Maya Berry

AFAS Featured Event: Talk with Maya Berry The Black Corporeal Undercommons in Post-Fidel Cuba

Historic expansion of market reforms in post-Fidel Revolutionary Cuba has contributed to increasingly stark racialized class inequality on the island. The contours of these socioeconomic changes are felt and mediated by Black people in distinctly gendered ways. In this talk, based on ethnographic fieldwork with rumberos (rumba performers) between 2012 and 2018, the embodied practices of African-inspired faith systems are engaged as means for ritual kin to form a space of well-being autonomous from the state and its development designs.

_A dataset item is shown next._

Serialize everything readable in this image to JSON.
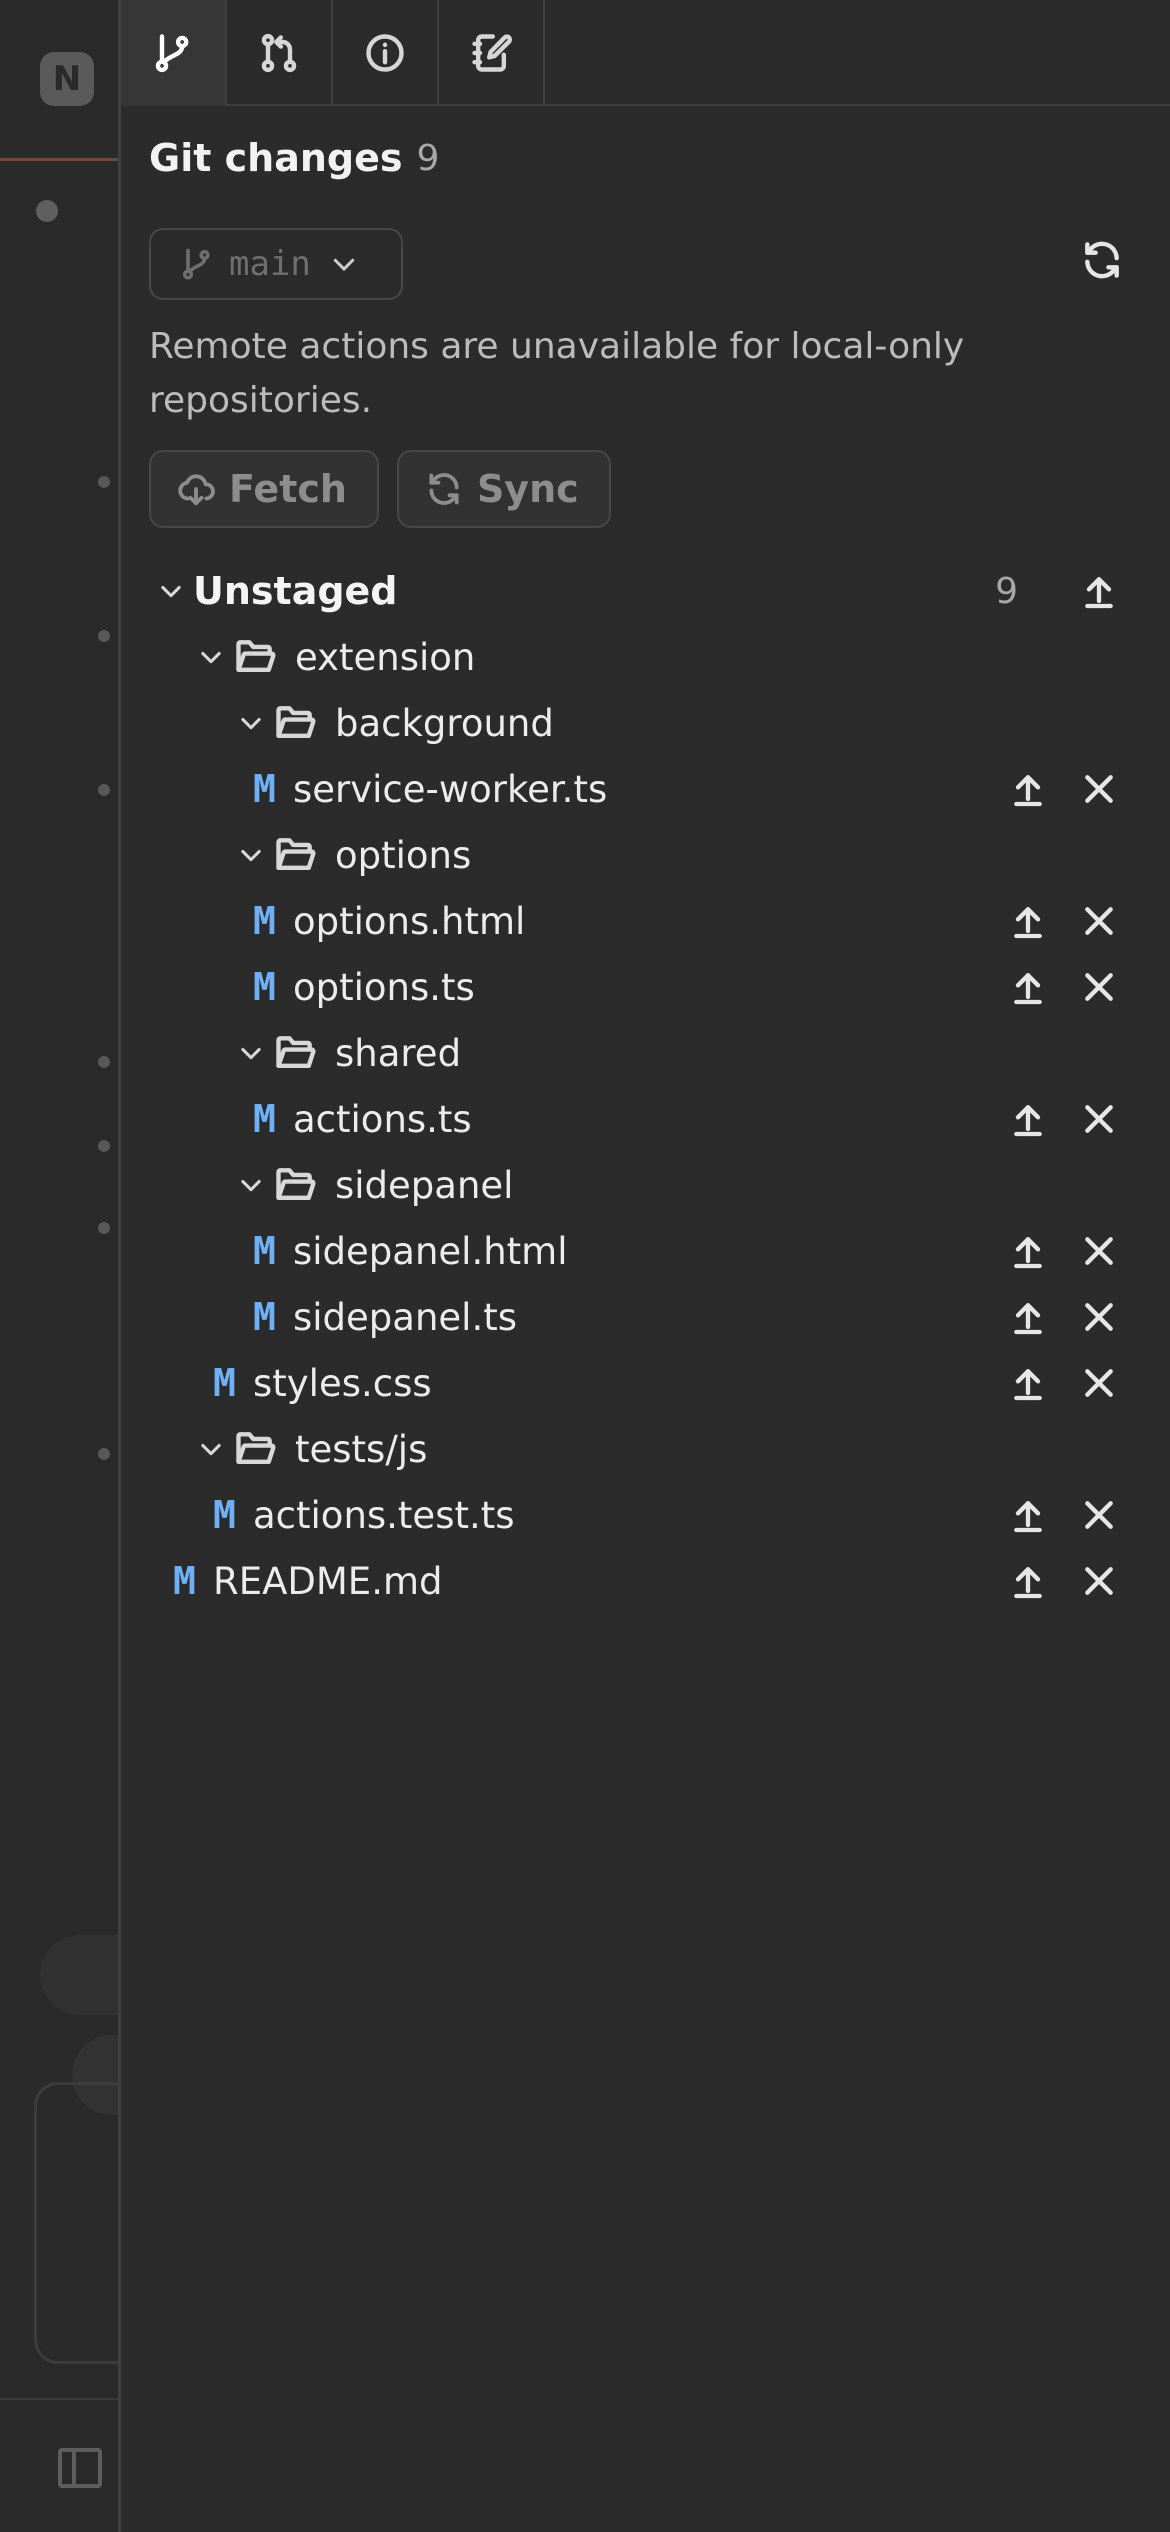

Maya J. Berry is a dancer, performance scholar, and social anthropologist by training who brings a Black feminist approach to her research on the Black political imagination in Havana, Cuba. Her writing appears in American AnthropologistAfro-Hispanic ReviewBlack Diaspora ReviewCultural AnthropologyCuban Studies, Dance Research Journal, and the Journal of Latin American and Caribbean Anthropology. Prior to joining the University of North Carolina at Chapel Hill as assistant professor of African diaspora studies, she was a postdoctoral fellow at the Institute of Sacred Music at Yale University. Her research has been supported by the Ford Foundation, the Institute for Citizens & Scholars (formerly the Woodrow Wilson Foundation), and the Wenner-Gren Foundation for Anthropological Research, among others.